- [Data for this task]
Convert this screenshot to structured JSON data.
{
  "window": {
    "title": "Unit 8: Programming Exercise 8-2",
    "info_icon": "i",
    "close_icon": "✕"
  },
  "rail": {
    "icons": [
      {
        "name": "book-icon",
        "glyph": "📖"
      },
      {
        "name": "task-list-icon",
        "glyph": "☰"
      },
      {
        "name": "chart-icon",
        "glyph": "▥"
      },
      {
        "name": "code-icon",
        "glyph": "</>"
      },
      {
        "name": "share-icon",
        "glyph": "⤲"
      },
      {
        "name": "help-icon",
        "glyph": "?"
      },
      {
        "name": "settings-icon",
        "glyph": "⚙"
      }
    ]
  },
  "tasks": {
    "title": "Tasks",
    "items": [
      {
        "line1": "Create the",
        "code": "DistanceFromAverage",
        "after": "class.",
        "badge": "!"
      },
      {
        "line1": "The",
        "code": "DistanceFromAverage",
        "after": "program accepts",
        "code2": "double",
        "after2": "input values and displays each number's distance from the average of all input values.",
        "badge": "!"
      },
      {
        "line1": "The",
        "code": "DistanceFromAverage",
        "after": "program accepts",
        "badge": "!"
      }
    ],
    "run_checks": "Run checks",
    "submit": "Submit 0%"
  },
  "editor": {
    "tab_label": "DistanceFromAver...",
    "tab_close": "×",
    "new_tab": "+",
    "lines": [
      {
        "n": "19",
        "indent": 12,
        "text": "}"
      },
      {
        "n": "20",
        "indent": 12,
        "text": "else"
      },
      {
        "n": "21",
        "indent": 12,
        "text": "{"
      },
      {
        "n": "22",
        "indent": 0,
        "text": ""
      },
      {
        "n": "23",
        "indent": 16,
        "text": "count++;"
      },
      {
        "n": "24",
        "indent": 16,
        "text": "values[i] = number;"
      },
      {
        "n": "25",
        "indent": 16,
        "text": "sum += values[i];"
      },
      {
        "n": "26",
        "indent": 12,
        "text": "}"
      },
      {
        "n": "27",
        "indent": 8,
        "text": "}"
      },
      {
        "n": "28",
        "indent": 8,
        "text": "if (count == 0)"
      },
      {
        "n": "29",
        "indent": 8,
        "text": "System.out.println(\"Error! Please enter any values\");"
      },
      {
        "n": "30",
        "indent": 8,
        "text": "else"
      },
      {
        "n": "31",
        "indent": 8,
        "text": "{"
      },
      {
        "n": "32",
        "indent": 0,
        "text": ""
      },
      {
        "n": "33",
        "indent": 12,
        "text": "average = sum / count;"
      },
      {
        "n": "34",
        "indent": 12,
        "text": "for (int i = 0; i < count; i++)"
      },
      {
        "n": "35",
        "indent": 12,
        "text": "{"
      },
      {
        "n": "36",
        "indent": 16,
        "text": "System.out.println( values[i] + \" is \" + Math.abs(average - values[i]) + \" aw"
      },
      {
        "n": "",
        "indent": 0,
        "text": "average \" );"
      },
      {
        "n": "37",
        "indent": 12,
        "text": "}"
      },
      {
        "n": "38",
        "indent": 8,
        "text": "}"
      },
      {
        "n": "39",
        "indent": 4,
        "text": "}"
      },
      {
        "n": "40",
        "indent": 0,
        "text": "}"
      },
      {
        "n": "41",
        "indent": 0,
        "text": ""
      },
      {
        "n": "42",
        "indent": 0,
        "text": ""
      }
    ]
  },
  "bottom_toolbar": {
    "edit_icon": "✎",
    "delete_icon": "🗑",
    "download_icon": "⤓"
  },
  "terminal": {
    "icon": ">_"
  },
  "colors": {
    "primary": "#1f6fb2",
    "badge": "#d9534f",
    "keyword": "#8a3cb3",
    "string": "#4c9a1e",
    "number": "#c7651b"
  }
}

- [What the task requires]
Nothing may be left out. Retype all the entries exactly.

- [Reply]
Convert this screenshot to structured JSON data.
{
  "window": {
    "title": "Unit 8: Programming Exercise 8-2",
    "info_icon": "i",
    "close_icon": "✕"
  },
  "rail": {
    "icons": [
      {
        "name": "book-icon",
        "glyph": "📖"
      },
      {
        "name": "task-list-icon",
        "glyph": "☰"
      },
      {
        "name": "chart-icon",
        "glyph": "▥"
      },
      {
        "name": "code-icon",
        "glyph": "</>"
      },
      {
        "name": "share-icon",
        "glyph": "⤲"
      },
      {
        "name": "help-icon",
        "glyph": "?"
      },
      {
        "name": "settings-icon",
        "glyph": "⚙"
      }
    ]
  },
  "tasks": {
    "title": "Tasks",
    "items": [
      {
        "line1": "Create the",
        "code": "DistanceFromAverage",
        "after": "class.",
        "badge": "!"
      },
      {
        "line1": "The",
        "code": "DistanceFromAverage",
        "after": "program accepts",
        "code2": "double",
        "after2": "input values and displays each number's distance from the average of all input values.",
        "badge": "!"
      },
      {
        "line1": "The",
        "code": "DistanceFromAverage",
        "after": "program accepts",
        "badge": "!"
      }
    ],
    "run_checks": "Run checks",
    "submit": "Submit 0%"
  },
  "editor": {
    "tab_label": "DistanceFromAver...",
    "tab_close": "×",
    "new_tab": "+",
    "lines": [
      {
        "n": "19",
        "indent": 12,
        "text": "}"
      },
      {
        "n": "20",
        "indent": 12,
        "text": "else"
      },
      {
        "n": "21",
        "indent": 12,
        "text": "{"
      },
      {
        "n": "22",
        "indent": 0,
        "text": ""
      },
      {
        "n": "23",
        "indent": 16,
        "text": "count++;"
      },
      {
        "n": "24",
        "indent": 16,
        "text": "values[i] = number;"
      },
      {
        "n": "25",
        "indent": 16,
        "text": "sum += values[i];"
      },
      {
        "n": "26",
        "indent": 12,
        "text": "}"
      },
      {
        "n": "27",
        "indent": 8,
        "text": "}"
      },
      {
        "n": "28",
        "indent": 8,
        "text": "if (count == 0)"
      },
      {
        "n": "29",
        "indent": 8,
        "text": "System.out.println(\"Error! Please enter any values\");"
      },
      {
        "n": "30",
        "indent": 8,
        "text": "else"
      },
      {
        "n": "31",
        "indent": 8,
        "text": "{"
      },
      {
        "n": "32",
        "indent": 0,
        "text": ""
      },
      {
        "n": "33",
        "indent": 12,
        "text": "average = sum / count;"
      },
      {
        "n": "34",
        "indent": 12,
        "text": "for (int i = 0; i < count; i++)"
      },
      {
        "n": "35",
        "indent": 12,
        "text": "{"
      },
      {
        "n": "36",
        "indent": 16,
        "text": "System.out.println( values[i] + \" is \" + Math.abs(average - values[i]) + \" aw"
      },
      {
        "n": "",
        "indent": 0,
        "text": "average \" );"
      },
      {
        "n": "37",
        "indent": 12,
        "text": "}"
      },
      {
        "n": "38",
        "indent": 8,
        "text": "}"
      },
      {
        "n": "39",
        "indent": 4,
        "text": "}"
      },
      {
        "n": "40",
        "indent": 0,
        "text": "}"
      },
      {
        "n": "41",
        "indent": 0,
        "text": ""
      },
      {
        "n": "42",
        "indent": 0,
        "text": ""
      }
    ]
  },
  "bottom_toolbar": {
    "edit_icon": "✎",
    "delete_icon": "🗑",
    "download_icon": "⤓"
  },
  "terminal": {
    "icon": ">_"
  },
  "colors": {
    "primary": "#1f6fb2",
    "badge": "#d9534f",
    "keyword": "#8a3cb3",
    "string": "#4c9a1e",
    "number": "#c7651b"
  }
}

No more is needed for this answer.